■ ACTIVITY:
Pull out every line in the data that has the string "this" in it.

#### DATASET RECORDS ####

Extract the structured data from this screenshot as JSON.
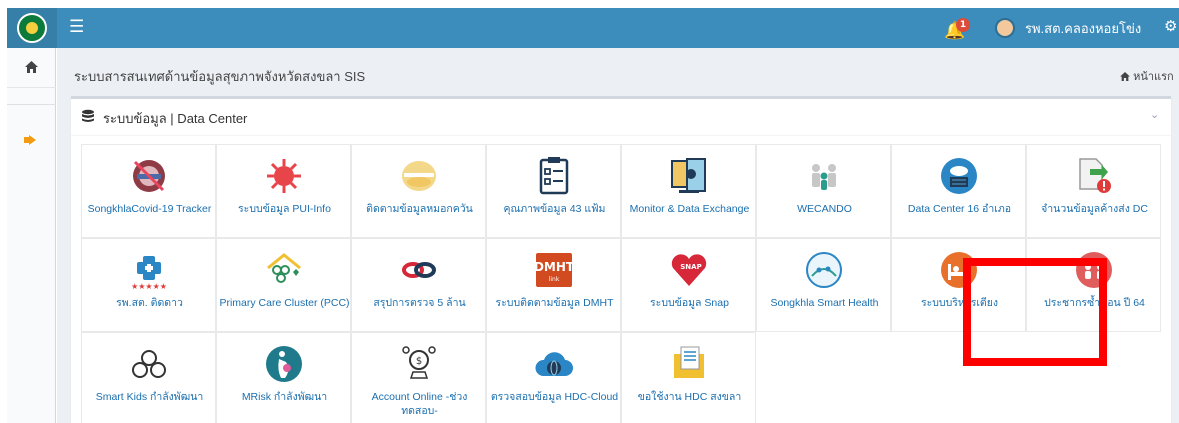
{
  "topbar": {
    "notifications_count": "1",
    "user_name": "รพ.สต.คลองหอยโข่ง"
  },
  "header": {
    "page_title": "ระบบสารสนเทศด้านข้อมูลสุขภาพจังหวัดสงขลา SIS",
    "breadcrumb_home": "หน้าแรก"
  },
  "box": {
    "title": "ระบบข้อมูล | Data Center"
  },
  "tiles": [
    {
      "label": "SongkhlaCovid-19 Tracker",
      "icon": "covid-tracker-icon"
    },
    {
      "label": "ระบบข้อมูล PUI-Info",
      "icon": "virus-icon"
    },
    {
      "label": "ติดตามข้อมูลหมอกควัน",
      "icon": "mask-icon"
    },
    {
      "label": "คุณภาพข้อมูล 43 แฟ้ม",
      "icon": "clipboard-icon"
    },
    {
      "label": "Monitor & Data Exchange",
      "icon": "data-exchange-icon"
    },
    {
      "label": "WECANDO",
      "icon": "family-icon"
    },
    {
      "label": "Data Center 16 อำเภอ",
      "icon": "cloud-server-icon"
    },
    {
      "label": "จำนวนข้อมูลค้างส่ง DC",
      "icon": "file-warning-icon"
    },
    {
      "label": "รพ.สต. ติดดาว",
      "icon": "star-clinic-icon"
    },
    {
      "label": "Primary Care Cluster (PCC)",
      "icon": "family-house-icon"
    },
    {
      "label": "สรุปการตรวจ 5 ล้าน",
      "icon": "link-icon"
    },
    {
      "label": "ระบบติดตามข้อมูล DMHT",
      "icon": "dmht-icon"
    },
    {
      "label": "ระบบข้อมูล Snap",
      "icon": "snap-heart-icon"
    },
    {
      "label": "Songkhla Smart Health",
      "icon": "smart-health-icon"
    },
    {
      "label": "ระบบบริหารเตียง",
      "icon": "bed-icon"
    },
    {
      "label": "ประชากรซ้ำซ้อน ปี 64",
      "icon": "population-icon"
    },
    {
      "label": "Smart Kids กำลังพัฒนา",
      "icon": "kids-icon"
    },
    {
      "label": "MRisk กำลังพัฒนา",
      "icon": "pregnant-icon"
    },
    {
      "label": "Account Online -ช่วงทดสอบ-",
      "icon": "money-icon"
    },
    {
      "label": "ตรวจสอบข้อมูล HDC-Cloud",
      "icon": "cloud-globe-icon"
    },
    {
      "label": "ขอใช้งาน HDC สงขลา",
      "icon": "folder-doc-icon"
    }
  ],
  "colors": {
    "topbar": "#3c8dbc",
    "highlight": "#ff0000",
    "link": "#1a6fb0"
  }
}
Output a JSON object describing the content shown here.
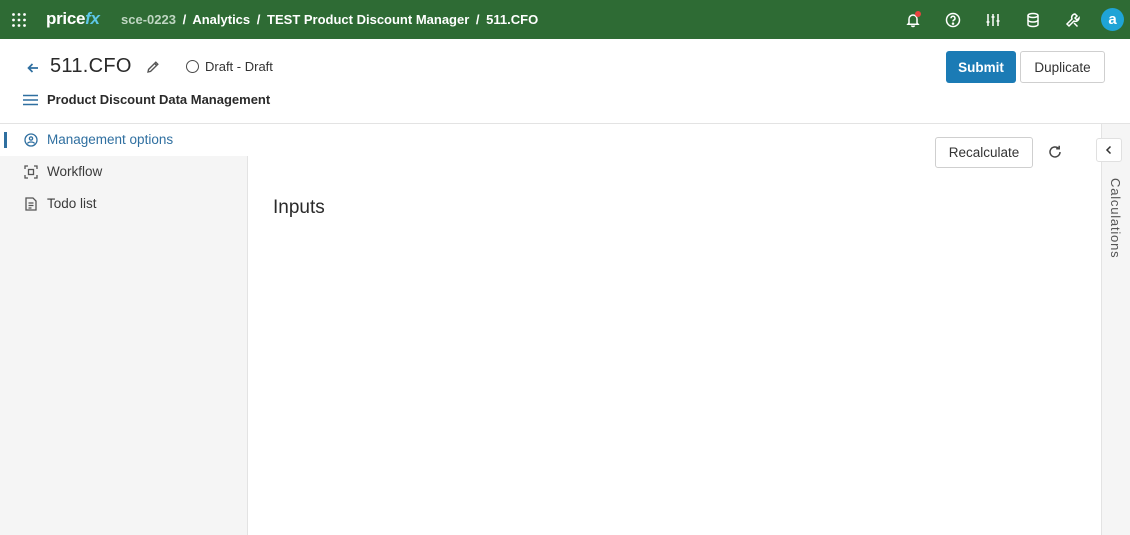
{
  "topbar": {
    "logo_price": "price",
    "logo_fx": "fx",
    "breadcrumb": {
      "instance": "sce-0223",
      "sep": "/",
      "items": [
        "Analytics",
        "TEST Product Discount Manager",
        "511.CFO"
      ]
    },
    "icons": [
      "apps-grid-icon",
      "bell-icon",
      "help-icon",
      "sliders-icon",
      "database-icon",
      "wrench-icon"
    ],
    "avatar_letter": "a",
    "colors": {
      "bar": "#2e6b34",
      "avatar": "#1fa4d6",
      "notification": "#e8433f"
    }
  },
  "header": {
    "title": "511.CFO",
    "status": "Draft - Draft",
    "subtitle": "Product Discount Data Management",
    "submit_label": "Submit",
    "duplicate_label": "Duplicate",
    "accent": "#1b7bb5"
  },
  "sidebar": {
    "items": [
      {
        "label": "Management options",
        "icon": "settings-users-icon",
        "active": true
      },
      {
        "label": "Workflow",
        "icon": "workflow-icon",
        "active": false
      },
      {
        "label": "Todo list",
        "icon": "todo-list-icon",
        "active": false
      }
    ]
  },
  "main": {
    "recalculate_label": "Recalculate",
    "section_title": "Inputs"
  },
  "right_panel": {
    "label": "Calculations"
  }
}
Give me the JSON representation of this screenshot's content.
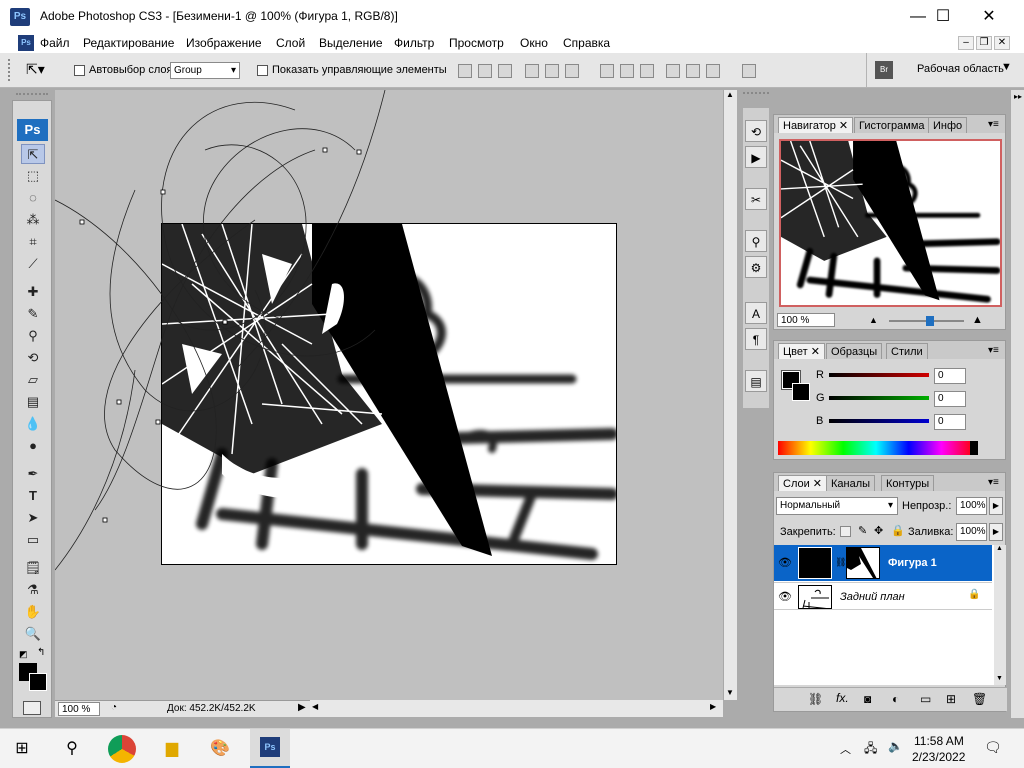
{
  "window": {
    "title": "Adobe Photoshop CS3 - [Безимени-1 @ 100% (Фигура 1, RGB/8)]",
    "app_icon": "Ps",
    "minimize": "—",
    "maximize": "☐",
    "close": "✕"
  },
  "menu": {
    "items": [
      "Файл",
      "Редактирование",
      "Изображение",
      "Слой",
      "Выделение",
      "Фильтр",
      "Просмотр",
      "Окно",
      "Справка"
    ]
  },
  "options_bar": {
    "auto_select_label": "Автовыбор слоя",
    "auto_select_value": "Group",
    "show_controls_label": "Показать управляющие элементы",
    "workspace_label": "Рабочая область"
  },
  "toolbox": {
    "badge": "Ps",
    "tools": [
      "move",
      "marquee",
      "lasso",
      "magic-wand",
      "crop",
      "slice",
      "healing",
      "brush",
      "stamp",
      "history-brush",
      "eraser",
      "gradient",
      "blur",
      "dodge",
      "pen",
      "type",
      "path-select",
      "shape",
      "notes",
      "eyedropper",
      "hand",
      "zoom"
    ]
  },
  "document": {
    "zoom": "100 %",
    "doc_info": "Док: 452.2K/452.2K"
  },
  "navigator": {
    "tabs": [
      "Навигатор",
      "Гистограмма",
      "Инфо"
    ],
    "zoom": "100 %",
    "zoom_level": 0.55
  },
  "color": {
    "tabs": [
      "Цвет",
      "Образцы",
      "Стили"
    ],
    "channels": [
      {
        "label": "R",
        "value": "0",
        "color": "#d00000"
      },
      {
        "label": "G",
        "value": "0",
        "color": "#00b000"
      },
      {
        "label": "B",
        "value": "0",
        "color": "#0000d0"
      }
    ]
  },
  "layers": {
    "tabs": [
      "Слои",
      "Каналы",
      "Контуры"
    ],
    "blend_mode": "Нормальный",
    "opacity_label": "Непрозр.:",
    "opacity": "100%",
    "lock_label": "Закрепить:",
    "fill_label": "Заливка:",
    "fill": "100%",
    "items": [
      {
        "name": "Фигура 1",
        "selected": true
      },
      {
        "name": "Задний план",
        "selected": false
      }
    ],
    "selected_color": "#0a64c8"
  },
  "taskbar": {
    "time": "11:58 AM",
    "date": "2/23/2022"
  }
}
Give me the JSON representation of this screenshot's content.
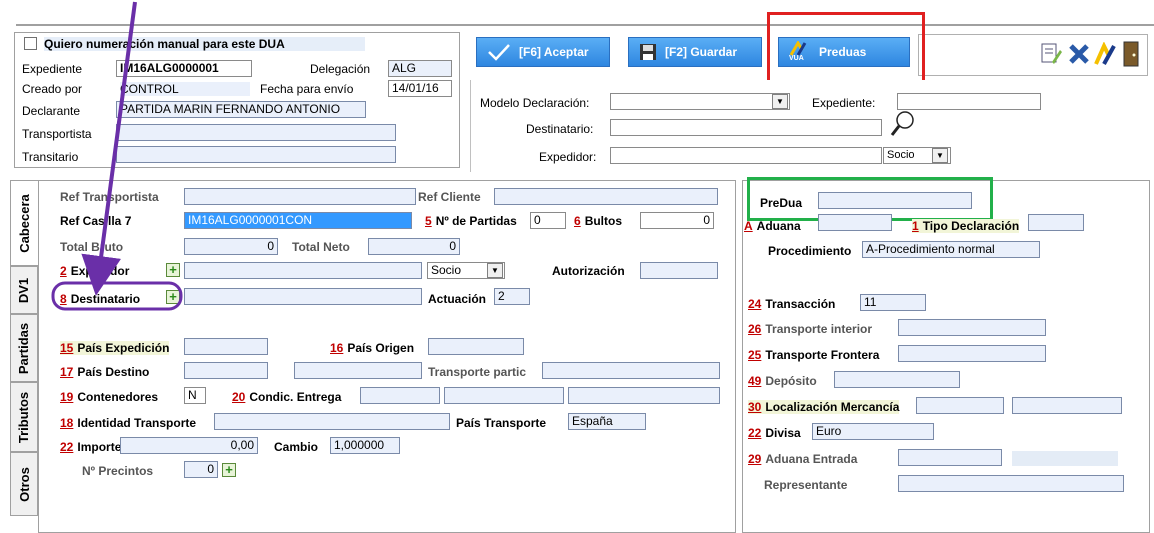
{
  "header": {
    "manual_numbering_label": "Quiero numeración manual para este DUA",
    "expediente_label": "Expediente",
    "expediente_value": "IM16ALG0000001",
    "delegacion_label": "Delegación",
    "delegacion_value": "ALG",
    "creado_label": "Creado por",
    "creado_value": "CONTROL",
    "fecha_label": "Fecha para envío",
    "fecha_value": "14/01/16",
    "declarante_label": "Declarante",
    "declarante_value": "PARTIDA MARIN FERNANDO ANTONIO",
    "transportista_label": "Transportista",
    "transitario_label": "Transitario"
  },
  "toolbar": {
    "aceptar_label": "[F6] Aceptar",
    "guardar_label": "[F2] Guardar",
    "preduas_label": "Preduas",
    "vua_badge": "VUA"
  },
  "search": {
    "modelo_label": "Modelo Declaración:",
    "expediente_label": "Expediente:",
    "destinatario_label": "Destinatario:",
    "expedidor_label": "Expedidor:",
    "socio_value": "Socio"
  },
  "tabs": [
    {
      "label": "Cabecera"
    },
    {
      "label": "DV1"
    },
    {
      "label": "Partidas"
    },
    {
      "label": "Tributos"
    },
    {
      "label": "Otros"
    }
  ],
  "left_form": {
    "ref_transportista": "Ref Transportista",
    "ref_cliente": "Ref Cliente",
    "ref_casilla": "Ref Casilla 7",
    "ref_casilla_value": "IM16ALG0000001CON",
    "n_partidas_num": "5",
    "n_partidas_label": "Nº de Partidas",
    "n_partidas_value": "0",
    "bultos_num": "6",
    "bultos_label": "Bultos",
    "bultos_value": "0",
    "total_bruto": "Total Bruto",
    "total_bruto_value": "0",
    "total_neto": "Total Neto",
    "total_neto_value": "0",
    "expedidor_num": "2",
    "expedidor_label": "Expedidor",
    "socio_value": "Socio",
    "autorizacion": "Autorización",
    "destinatario_num": "8",
    "destinatario_label": "Destinatario",
    "actuacion_label": "Actuación",
    "actuacion_value": "2",
    "pais_exp_num": "15",
    "pais_exp_label": "País Expedición",
    "pais_origen_num": "16",
    "pais_origen_label": "País Origen",
    "pais_destino_num": "17",
    "pais_destino_label": "País Destino",
    "transporte_partic": "Transporte partic",
    "contenedores_num": "19",
    "contenedores_label": "Contenedores",
    "contenedores_value": "N",
    "condic_num": "20",
    "condic_label": "Condic. Entrega",
    "identidad_num": "18",
    "identidad_label": "Identidad Transporte",
    "pais_transporte_label": "País Transporte",
    "pais_transporte_value": "España",
    "importe_num": "22",
    "importe_label": "Importe",
    "importe_value": "0,00",
    "cambio_label": "Cambio",
    "cambio_value": "1,000000",
    "precintos_label": "Nº Precintos",
    "precintos_value": "0"
  },
  "right_form": {
    "predua_label": "PreDua",
    "aduana_num": "A",
    "aduana_label": "Aduana",
    "tipo_num": "1",
    "tipo_label": "Tipo Declaración",
    "procedimiento_label": "Procedimiento",
    "procedimiento_value": "A-Procedimiento normal",
    "transaccion_num": "24",
    "transaccion_label": "Transacción",
    "transaccion_value": "11",
    "transp_interior_num": "26",
    "transp_interior_label": "Transporte interior",
    "transp_frontera_num": "25",
    "transp_frontera_label": "Transporte Frontera",
    "deposito_num": "49",
    "deposito_label": "Depósito",
    "localizacion_num": "30",
    "localizacion_label": "Localización Mercancía",
    "divisa_num": "22",
    "divisa_label": "Divisa",
    "divisa_value": "Euro",
    "aduana_entrada_num": "29",
    "aduana_entrada_label": "Aduana Entrada",
    "representante_label": "Representante"
  },
  "colors": {
    "accent_blue": "#2e86e0",
    "highlight_red": "#e02020",
    "highlight_green": "#22b04a",
    "annotation_purple": "#6a2fa8"
  }
}
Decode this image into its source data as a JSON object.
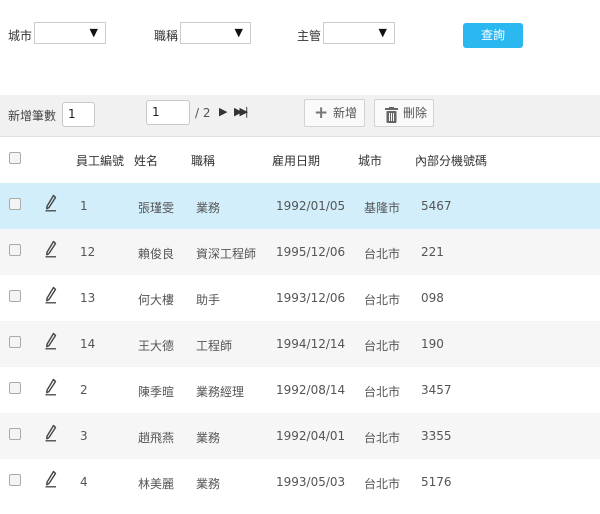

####

■ RESULT BELOW:
Extract the structured data from this screenshot as JSON.
Give me the JSON representation of this screenshot's content.
Give me the JSON representation of this screenshot's content.
Decode this image into its source data as a JSON object.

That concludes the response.